__Work order__: Whenever the word "subtitle" appears in a line of the listing, copy that line.

+ + + +

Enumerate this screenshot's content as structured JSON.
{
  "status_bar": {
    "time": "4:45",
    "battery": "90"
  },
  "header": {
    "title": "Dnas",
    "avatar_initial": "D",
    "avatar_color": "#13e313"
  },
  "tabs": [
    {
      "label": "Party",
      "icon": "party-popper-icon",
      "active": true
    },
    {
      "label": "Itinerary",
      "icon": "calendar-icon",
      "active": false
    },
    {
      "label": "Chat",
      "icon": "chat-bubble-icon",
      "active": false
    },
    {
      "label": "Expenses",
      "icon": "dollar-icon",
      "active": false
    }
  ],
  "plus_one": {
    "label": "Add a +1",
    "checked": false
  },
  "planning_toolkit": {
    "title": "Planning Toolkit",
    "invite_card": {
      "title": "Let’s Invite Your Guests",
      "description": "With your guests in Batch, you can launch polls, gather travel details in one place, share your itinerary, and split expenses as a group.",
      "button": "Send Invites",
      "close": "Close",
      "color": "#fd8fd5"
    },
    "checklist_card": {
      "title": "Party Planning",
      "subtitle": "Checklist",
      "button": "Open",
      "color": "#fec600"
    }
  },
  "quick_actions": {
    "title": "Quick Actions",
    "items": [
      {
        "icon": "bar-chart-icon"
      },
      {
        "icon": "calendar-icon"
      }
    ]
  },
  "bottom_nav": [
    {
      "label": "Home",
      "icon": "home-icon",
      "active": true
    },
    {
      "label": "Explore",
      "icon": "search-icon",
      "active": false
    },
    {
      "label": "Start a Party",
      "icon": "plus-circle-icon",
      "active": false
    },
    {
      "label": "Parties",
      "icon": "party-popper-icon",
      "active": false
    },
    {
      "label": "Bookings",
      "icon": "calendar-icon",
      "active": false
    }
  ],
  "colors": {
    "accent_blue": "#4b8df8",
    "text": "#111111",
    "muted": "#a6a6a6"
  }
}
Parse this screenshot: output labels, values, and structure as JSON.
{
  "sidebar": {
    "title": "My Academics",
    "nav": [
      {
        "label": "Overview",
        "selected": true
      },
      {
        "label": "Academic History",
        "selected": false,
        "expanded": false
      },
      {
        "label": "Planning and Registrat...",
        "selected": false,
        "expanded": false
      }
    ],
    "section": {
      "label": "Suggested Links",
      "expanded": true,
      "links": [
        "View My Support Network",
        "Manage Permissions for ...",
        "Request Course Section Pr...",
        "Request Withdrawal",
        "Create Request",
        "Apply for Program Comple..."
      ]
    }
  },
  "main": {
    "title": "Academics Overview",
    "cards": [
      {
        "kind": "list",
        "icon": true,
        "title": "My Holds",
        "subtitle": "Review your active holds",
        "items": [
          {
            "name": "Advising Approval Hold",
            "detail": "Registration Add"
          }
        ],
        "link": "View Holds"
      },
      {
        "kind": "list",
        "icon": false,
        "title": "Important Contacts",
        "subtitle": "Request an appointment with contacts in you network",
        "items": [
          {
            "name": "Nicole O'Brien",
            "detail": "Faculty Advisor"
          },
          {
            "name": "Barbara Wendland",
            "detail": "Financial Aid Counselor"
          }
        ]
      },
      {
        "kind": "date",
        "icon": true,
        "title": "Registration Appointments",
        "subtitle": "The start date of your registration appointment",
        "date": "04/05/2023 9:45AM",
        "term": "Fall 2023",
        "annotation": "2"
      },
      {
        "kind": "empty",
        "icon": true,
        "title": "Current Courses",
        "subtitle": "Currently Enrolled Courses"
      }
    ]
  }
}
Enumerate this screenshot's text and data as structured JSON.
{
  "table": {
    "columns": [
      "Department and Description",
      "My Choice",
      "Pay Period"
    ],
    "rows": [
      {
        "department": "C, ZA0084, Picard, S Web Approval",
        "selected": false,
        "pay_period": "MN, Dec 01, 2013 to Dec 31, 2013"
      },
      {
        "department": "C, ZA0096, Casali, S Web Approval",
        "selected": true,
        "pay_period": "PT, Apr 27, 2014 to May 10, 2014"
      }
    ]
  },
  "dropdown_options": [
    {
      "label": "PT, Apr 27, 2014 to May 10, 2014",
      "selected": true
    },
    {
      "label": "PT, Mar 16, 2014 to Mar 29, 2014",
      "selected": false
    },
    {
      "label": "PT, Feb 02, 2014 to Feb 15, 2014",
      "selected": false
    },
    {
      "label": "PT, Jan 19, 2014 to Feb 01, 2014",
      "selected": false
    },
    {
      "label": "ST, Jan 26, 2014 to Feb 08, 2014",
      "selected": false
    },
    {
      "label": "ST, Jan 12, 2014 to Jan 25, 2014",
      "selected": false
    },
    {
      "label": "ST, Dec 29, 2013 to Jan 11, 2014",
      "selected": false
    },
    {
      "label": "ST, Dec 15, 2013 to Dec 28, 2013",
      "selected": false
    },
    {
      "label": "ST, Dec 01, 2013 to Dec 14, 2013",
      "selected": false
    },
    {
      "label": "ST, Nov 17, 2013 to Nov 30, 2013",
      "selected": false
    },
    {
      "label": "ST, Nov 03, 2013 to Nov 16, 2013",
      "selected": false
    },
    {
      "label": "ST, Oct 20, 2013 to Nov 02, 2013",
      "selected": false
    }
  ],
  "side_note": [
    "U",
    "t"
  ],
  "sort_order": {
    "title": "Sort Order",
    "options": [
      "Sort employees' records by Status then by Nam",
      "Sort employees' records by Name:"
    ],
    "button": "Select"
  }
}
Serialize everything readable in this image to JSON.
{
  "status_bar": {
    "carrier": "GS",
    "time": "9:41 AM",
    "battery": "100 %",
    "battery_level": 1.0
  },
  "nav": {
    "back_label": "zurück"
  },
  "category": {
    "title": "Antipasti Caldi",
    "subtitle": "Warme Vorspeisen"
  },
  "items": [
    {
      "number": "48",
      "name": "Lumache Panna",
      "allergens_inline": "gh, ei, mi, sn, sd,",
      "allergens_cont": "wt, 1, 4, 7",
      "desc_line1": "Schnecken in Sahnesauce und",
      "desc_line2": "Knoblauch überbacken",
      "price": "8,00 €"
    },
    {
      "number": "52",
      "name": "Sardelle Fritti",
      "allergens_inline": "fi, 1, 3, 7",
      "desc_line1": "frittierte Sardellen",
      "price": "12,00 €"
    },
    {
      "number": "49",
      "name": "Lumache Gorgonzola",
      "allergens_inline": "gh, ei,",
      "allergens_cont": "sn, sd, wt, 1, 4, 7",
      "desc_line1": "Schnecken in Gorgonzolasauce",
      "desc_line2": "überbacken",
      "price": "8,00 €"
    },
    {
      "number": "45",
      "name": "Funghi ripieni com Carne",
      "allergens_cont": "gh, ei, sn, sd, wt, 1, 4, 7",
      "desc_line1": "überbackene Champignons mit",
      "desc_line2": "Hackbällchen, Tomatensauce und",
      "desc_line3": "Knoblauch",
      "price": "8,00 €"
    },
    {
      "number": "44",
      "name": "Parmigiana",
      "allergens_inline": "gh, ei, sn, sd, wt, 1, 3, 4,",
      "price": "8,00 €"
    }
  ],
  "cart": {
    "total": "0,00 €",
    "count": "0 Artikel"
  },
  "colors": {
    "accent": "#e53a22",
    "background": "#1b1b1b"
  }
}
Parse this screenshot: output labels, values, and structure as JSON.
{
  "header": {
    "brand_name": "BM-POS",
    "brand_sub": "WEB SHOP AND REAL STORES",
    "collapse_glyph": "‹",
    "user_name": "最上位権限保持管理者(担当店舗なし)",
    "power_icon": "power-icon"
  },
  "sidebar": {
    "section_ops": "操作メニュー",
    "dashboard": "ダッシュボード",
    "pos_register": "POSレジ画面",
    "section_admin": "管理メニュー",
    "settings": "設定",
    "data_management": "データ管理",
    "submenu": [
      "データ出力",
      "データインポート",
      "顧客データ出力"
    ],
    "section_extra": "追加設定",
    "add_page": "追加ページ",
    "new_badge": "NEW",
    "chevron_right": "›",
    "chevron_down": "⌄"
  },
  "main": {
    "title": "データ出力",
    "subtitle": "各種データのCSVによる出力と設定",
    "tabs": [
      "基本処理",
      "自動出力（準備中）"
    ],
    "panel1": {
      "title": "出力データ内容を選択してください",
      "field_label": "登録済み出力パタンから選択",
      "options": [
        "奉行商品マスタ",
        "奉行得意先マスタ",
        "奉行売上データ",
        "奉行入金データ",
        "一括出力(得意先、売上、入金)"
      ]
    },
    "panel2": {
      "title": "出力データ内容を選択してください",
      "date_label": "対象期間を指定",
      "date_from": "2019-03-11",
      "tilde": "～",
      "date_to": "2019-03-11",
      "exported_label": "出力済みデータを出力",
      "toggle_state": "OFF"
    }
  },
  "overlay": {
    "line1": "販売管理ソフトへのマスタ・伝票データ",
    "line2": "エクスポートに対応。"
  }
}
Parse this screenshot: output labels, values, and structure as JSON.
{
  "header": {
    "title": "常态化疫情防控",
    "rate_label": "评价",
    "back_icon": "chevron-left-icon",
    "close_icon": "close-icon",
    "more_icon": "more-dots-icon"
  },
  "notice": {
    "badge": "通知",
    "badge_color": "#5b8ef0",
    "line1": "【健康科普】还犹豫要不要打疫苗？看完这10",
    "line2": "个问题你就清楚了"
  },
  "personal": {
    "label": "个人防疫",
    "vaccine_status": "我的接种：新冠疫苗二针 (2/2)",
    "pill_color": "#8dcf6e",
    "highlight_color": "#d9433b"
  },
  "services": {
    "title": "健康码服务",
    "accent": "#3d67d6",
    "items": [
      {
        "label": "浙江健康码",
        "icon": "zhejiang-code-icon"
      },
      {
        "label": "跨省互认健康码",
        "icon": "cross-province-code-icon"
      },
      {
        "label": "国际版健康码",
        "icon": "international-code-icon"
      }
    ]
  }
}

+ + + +

__Answer to this task__:
      "subtitle": "Checklist",
        "subtitle": "Review your active holds",
        "subtitle": "Request an appointment with contacts in you network",
        "subtitle": "The start date of your registration appointment",
        "subtitle": "Currently Enrolled Courses"
    "subtitle": "Warme Vorspeisen"
    "subtitle": "各種データのCSVによる出力と設定",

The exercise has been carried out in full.